All these stories were woven together and the story of the murder of the Lowmans corroborated in every detail. Back in New York, I sent a seven-page letter to Governor Thomas G. McLeod of South Carolina. Sheriffs, deputy sheriffs, policemen, lawyers, members of the South Carolina Legislature, relatives of the Governor—all these together with their names, addresses, occupations, were furnished the Governor as being members of the mob. The names and addresses, too, of responsible white citizens, as well as colored, who knew these facts to be true, were offered to the Governor if he would guarantee them protection from the vengeance of the mob. The Governor was told how in his own State after the lynching, an attempt was made to manufacture a race riot to cover the guilt of the murderers. Agents of the Klan went around Aiken and the neighboring towns saying, “The niggers are armed; they are going to rise in the night and kill all the white people.” The Governor was told how the mob even planned to castrate Lawyer Southard and to tar and feather Lawyer Frederick for daring to defend the Lowmans and to do it well. All these things were told him. Not yet do we know whether any action will come of it. The Grand Jury which investigated the lynching and one of whose members is known to have been a member of the mob and another strongly suspected of having been in it, has reported, strangely enough, that no evidence whatever could be found against any of the lynchers. Governor McLeod, as many citizens of his State told me, is a very weak man. He is a “pussy-footer” they say, who is always quoting the scriptures. He will do nothing.
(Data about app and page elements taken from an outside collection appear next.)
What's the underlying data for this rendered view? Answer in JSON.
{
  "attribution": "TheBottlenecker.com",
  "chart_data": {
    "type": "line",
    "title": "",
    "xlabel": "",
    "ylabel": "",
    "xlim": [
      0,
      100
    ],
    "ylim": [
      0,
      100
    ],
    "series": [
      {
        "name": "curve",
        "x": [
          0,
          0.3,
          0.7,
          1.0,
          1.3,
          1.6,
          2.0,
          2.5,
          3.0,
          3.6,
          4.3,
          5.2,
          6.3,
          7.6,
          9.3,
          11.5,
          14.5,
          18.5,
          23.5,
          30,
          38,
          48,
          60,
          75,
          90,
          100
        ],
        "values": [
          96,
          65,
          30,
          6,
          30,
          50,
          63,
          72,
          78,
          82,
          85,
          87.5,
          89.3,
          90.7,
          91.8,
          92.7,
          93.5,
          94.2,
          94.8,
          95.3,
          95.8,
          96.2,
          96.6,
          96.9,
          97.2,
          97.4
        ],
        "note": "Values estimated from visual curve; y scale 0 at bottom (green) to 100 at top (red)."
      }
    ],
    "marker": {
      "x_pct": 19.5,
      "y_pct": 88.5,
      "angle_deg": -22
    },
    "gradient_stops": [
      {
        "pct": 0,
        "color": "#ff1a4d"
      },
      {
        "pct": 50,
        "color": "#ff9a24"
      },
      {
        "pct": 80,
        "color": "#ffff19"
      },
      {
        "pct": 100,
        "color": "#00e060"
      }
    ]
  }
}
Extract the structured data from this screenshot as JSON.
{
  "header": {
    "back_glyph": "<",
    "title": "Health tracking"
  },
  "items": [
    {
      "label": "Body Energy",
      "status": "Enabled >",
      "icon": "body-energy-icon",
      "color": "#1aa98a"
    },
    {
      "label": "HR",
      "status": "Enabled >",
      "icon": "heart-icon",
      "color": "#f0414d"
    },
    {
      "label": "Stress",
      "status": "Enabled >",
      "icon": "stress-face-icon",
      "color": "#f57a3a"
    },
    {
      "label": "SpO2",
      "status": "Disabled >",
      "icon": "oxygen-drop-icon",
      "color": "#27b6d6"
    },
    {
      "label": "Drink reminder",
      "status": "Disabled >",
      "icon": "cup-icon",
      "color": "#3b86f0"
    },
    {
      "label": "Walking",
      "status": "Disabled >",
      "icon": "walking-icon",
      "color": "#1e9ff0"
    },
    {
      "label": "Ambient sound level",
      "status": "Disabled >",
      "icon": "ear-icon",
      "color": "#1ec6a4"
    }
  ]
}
The Governor has the authority under the law to offer a reward for the apprehension of the lynchers. The Lowmans were lynched on October 8th. When I left South Carolina on October 25th, he had offered no reward even though, conditions being what they are, there would be little likelihood of the State ever being forced to pay this sum.

But three more names have been added to the black roll of victims of mob murder. White people in South Carolina have learned that they have sown the dragon’s teeth. Man after man of them, respectable, respected, law-abiding, are today living in fear of their lives. The seeds of lawlessness have been sown when black men were lynched and nothing done about it. Today white men are suffering and white women too. And I heard in South Carolina a new note. “We have been opposed to the Dyer Anti-lynching Bill but we realize now that the only hope lies in Federal action. For a time the states would not end lynching. Now the states of the South cannot.”

(All of the documents obtained by Mr. White were turned over to the New York World and formed the basis of its exposé of the lynching situation in South Carolina.)

Citation: White, Walter. 1926. “The Shambles of South Carolina.” The Crisis. 33(2):72–75.